The most common argument against donating art is "My collectors will be outraged if I sell work below what they paid for it."
Unless you have signed contracts with mainstream galleries or other representatives that bar you from donating your art without their permission, you are deluding yourself. Your collectors probably won't give a rat's *ss if you donate works to a charity. Especially, if you take the following into consideration:
Donate older work. Everyone gets this. The understanding is that you have moved on and your work has matured. Donate it.
Donate work you don't like that much. Same. People get it. Not everything is a masterpiece and even Picasso had bad days. Just make sure it is a respectable offering. Donating junk is insulting to everybody.
Donate smaller work. I used to be an art consultant and we hardly ever sold anything smaller than a 20x24". I KNOW that many of you have a surplus of small work. Small work is likely to wind up in a powder room, possibly a hallway, on a cluttered shelf, or stored in a closet somewhere (if you are lucky). Small pieces are glorified knick knacks. Donate them.
If you don't find good homes for your art, your heirs will. (or won't) I'm a middle-aged artist who is struggling to survive pandemics, civil unrest, and late-stage capitalism. I don't want my kids to have to liquidate or throw out a giant hoard of art and art supplies after my death. Manage your inventory by giving away what you don't want your heirs to throw away. Do some good. I suggest donating to charitable fundraisers.
If you are a successful artist who sells almost everything you make, you can still be philanthropic without upsetting your market. Have a dedicated line of quick and easy minor art work for charitable giving and gifts.
I consider myself semi-pro and unfortunately, market value is not an issue for me. My signature pieces take a very long time to make. That means, I am very reluctant to give those away, so I make smaller, quick pieces for that. I also tend to use a lot of leftover or second-hand materials in donation works.
That said, you still want to donate respectable work. Art donations are usually displayed in person or on-line before and during fundraisers. You don't want to donate something terrible, damaged, or unfinished with your name attached to it. Many charity auctions have donors who swoop in and buy unbid lots at the last moment, but that isn't always the case. If you donate something awful, and it's goes unsold or the charity can't use it, then you aren't doing anybody any good.
I'd love to hear your comments on artists and charitable giving especially if you have more tips!

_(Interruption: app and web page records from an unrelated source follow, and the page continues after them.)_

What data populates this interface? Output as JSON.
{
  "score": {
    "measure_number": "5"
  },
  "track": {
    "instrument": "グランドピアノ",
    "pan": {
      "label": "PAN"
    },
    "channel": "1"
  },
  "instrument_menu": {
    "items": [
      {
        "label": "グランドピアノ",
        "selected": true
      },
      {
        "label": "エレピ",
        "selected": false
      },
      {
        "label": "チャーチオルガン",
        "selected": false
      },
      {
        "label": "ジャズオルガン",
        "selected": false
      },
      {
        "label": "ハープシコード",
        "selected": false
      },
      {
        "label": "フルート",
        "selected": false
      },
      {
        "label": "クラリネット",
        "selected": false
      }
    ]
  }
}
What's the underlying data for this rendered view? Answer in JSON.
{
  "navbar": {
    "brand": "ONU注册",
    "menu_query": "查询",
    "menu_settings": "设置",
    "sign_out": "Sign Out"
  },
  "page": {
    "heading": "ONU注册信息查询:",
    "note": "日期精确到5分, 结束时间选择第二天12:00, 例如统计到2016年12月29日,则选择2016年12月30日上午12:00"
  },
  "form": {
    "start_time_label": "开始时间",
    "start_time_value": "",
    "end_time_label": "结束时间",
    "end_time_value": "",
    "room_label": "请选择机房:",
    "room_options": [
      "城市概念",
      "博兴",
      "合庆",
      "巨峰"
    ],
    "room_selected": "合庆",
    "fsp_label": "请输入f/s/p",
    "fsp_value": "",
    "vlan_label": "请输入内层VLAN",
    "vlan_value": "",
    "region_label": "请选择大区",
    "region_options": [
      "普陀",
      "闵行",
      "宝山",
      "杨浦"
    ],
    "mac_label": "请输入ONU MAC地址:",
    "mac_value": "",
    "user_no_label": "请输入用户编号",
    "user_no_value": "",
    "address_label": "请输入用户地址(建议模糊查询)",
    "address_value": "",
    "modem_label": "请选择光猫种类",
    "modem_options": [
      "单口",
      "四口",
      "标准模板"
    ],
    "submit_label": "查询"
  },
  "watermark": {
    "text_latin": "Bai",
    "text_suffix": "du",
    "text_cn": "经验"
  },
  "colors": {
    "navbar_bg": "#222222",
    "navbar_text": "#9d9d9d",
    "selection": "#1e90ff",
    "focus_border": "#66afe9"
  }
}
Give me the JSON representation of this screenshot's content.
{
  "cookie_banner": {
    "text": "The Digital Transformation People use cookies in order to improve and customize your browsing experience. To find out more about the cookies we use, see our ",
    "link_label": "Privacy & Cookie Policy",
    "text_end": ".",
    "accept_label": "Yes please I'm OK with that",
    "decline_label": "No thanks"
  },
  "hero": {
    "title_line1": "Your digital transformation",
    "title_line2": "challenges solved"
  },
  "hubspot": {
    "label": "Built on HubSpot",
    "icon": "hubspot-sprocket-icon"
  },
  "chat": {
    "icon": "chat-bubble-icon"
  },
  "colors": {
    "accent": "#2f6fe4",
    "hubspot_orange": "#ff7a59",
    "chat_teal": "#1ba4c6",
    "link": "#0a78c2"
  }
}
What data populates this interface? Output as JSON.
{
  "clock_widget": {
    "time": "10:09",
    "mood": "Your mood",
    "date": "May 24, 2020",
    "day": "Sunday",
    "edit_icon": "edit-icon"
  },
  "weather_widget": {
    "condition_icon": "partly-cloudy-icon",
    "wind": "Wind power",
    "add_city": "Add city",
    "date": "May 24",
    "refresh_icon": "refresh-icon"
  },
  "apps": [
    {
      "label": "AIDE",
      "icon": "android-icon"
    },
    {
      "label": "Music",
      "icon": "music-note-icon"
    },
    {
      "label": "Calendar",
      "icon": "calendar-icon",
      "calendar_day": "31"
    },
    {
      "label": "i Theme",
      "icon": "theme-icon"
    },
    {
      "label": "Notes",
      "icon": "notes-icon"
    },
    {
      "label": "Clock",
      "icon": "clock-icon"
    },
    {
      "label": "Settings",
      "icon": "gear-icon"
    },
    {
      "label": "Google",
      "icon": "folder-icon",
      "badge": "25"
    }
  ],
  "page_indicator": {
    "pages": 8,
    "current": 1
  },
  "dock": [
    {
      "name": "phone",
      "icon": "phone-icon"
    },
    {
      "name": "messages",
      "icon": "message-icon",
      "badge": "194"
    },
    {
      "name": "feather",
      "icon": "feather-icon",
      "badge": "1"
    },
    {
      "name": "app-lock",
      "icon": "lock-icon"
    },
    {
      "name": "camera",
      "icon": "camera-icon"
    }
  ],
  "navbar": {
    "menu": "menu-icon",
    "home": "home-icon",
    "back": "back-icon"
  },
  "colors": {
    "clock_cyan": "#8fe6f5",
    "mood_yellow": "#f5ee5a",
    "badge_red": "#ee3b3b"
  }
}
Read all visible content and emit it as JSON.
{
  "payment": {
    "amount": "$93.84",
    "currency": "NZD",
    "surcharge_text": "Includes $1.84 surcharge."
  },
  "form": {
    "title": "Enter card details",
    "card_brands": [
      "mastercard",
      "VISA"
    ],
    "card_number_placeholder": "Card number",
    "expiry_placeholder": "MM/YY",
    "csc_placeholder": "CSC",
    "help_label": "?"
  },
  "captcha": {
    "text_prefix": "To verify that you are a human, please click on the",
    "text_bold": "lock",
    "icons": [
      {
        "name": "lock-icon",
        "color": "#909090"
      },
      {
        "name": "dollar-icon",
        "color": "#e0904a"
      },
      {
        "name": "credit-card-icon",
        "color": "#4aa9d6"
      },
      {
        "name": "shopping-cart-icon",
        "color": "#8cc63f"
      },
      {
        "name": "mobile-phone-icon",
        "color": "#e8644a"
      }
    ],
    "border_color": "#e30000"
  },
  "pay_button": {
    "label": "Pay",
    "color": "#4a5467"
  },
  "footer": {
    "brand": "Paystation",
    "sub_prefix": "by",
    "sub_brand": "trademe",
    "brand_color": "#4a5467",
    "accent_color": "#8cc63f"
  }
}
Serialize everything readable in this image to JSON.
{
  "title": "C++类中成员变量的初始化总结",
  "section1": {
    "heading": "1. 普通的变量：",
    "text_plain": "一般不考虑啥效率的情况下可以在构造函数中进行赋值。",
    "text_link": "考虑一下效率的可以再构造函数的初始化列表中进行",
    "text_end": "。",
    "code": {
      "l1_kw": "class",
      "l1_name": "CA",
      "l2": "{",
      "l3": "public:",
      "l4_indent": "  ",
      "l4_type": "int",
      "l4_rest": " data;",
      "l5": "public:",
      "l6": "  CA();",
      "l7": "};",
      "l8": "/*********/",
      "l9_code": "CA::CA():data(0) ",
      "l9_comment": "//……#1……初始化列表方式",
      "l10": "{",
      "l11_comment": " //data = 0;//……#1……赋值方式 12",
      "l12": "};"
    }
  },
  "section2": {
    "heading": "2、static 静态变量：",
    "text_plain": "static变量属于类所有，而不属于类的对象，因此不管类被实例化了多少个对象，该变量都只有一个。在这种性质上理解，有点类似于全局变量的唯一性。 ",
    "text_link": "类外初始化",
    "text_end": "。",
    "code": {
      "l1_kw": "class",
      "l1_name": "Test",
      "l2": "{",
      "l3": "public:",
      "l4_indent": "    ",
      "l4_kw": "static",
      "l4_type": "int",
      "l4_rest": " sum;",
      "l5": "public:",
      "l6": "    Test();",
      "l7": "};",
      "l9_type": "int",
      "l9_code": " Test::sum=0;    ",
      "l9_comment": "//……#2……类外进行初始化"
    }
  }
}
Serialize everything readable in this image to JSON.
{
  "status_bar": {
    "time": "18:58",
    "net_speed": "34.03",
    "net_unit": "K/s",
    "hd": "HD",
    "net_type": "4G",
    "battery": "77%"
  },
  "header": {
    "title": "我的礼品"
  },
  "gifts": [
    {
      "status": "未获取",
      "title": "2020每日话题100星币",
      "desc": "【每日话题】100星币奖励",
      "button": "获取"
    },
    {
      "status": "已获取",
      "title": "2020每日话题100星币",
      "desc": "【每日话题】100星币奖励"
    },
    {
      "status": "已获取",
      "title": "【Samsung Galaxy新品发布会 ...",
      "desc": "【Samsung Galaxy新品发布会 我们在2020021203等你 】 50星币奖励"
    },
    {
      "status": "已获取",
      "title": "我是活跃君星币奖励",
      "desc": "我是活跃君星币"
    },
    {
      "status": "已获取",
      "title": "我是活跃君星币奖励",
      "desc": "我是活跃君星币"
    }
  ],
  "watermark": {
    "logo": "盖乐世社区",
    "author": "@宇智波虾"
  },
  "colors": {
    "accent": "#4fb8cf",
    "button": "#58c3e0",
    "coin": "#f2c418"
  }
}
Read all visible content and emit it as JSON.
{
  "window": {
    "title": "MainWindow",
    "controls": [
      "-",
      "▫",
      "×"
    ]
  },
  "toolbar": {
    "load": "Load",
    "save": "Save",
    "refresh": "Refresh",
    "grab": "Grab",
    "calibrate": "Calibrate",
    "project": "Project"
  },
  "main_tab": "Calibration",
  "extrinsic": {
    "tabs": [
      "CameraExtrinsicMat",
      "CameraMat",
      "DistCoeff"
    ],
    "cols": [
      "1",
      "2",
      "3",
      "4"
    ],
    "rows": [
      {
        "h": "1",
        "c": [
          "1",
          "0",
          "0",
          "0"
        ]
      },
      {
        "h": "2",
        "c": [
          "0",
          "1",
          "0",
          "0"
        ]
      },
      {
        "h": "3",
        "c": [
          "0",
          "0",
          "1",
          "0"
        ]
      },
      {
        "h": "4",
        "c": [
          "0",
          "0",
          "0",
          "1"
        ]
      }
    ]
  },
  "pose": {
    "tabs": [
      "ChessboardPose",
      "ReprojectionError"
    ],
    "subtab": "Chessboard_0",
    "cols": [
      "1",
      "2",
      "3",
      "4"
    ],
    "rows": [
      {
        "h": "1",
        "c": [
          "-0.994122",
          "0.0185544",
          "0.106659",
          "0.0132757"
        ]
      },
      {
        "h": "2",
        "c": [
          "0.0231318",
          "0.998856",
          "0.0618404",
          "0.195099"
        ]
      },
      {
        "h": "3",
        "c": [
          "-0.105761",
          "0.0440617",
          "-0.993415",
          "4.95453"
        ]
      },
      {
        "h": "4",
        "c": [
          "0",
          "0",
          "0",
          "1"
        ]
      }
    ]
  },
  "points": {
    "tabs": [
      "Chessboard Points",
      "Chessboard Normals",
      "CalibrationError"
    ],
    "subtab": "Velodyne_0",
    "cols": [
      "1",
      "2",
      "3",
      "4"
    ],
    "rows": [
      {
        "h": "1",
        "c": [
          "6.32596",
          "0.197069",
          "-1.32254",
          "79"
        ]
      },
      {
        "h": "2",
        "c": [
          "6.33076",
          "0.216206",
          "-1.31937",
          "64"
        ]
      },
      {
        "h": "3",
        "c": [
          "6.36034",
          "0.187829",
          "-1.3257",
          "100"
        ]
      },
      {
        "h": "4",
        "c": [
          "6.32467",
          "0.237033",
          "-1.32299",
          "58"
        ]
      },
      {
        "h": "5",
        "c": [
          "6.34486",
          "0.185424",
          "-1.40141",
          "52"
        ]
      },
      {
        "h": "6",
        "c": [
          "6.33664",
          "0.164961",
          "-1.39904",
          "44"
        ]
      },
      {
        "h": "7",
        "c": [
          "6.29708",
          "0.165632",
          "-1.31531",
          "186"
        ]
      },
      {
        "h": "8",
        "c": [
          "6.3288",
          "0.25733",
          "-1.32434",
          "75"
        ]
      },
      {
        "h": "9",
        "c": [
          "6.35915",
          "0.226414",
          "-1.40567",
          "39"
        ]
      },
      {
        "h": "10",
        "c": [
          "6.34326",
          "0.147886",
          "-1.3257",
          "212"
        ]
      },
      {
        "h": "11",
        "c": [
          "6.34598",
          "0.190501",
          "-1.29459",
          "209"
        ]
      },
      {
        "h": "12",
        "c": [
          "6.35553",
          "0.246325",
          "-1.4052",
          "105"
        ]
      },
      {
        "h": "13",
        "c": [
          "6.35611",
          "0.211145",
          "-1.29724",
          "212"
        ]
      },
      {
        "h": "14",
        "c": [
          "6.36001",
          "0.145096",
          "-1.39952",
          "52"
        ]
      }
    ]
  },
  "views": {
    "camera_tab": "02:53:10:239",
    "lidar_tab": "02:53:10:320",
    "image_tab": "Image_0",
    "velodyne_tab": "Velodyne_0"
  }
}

"Supraglacial Lake", 2022, woven bead mosaic on a thrifted blue bowl.
I heard yesterday that a supraglacial lake in India broke through its ice dam and thundered down the mountain taking out a bridge and two power stations. I discovered that this event happened a couple of days prior to me making this video. I would have gotten chills but I'm scientifically literate and the more scientifically literate you are the better you get as a Prophet of Doom. The Earth is warming. Ice melts. Basic cause and effect. Sadly, it's easy to predict. I'm making art documenting it and trying to cope emotionally.
Julie Mars' current events, projects, & inspirations.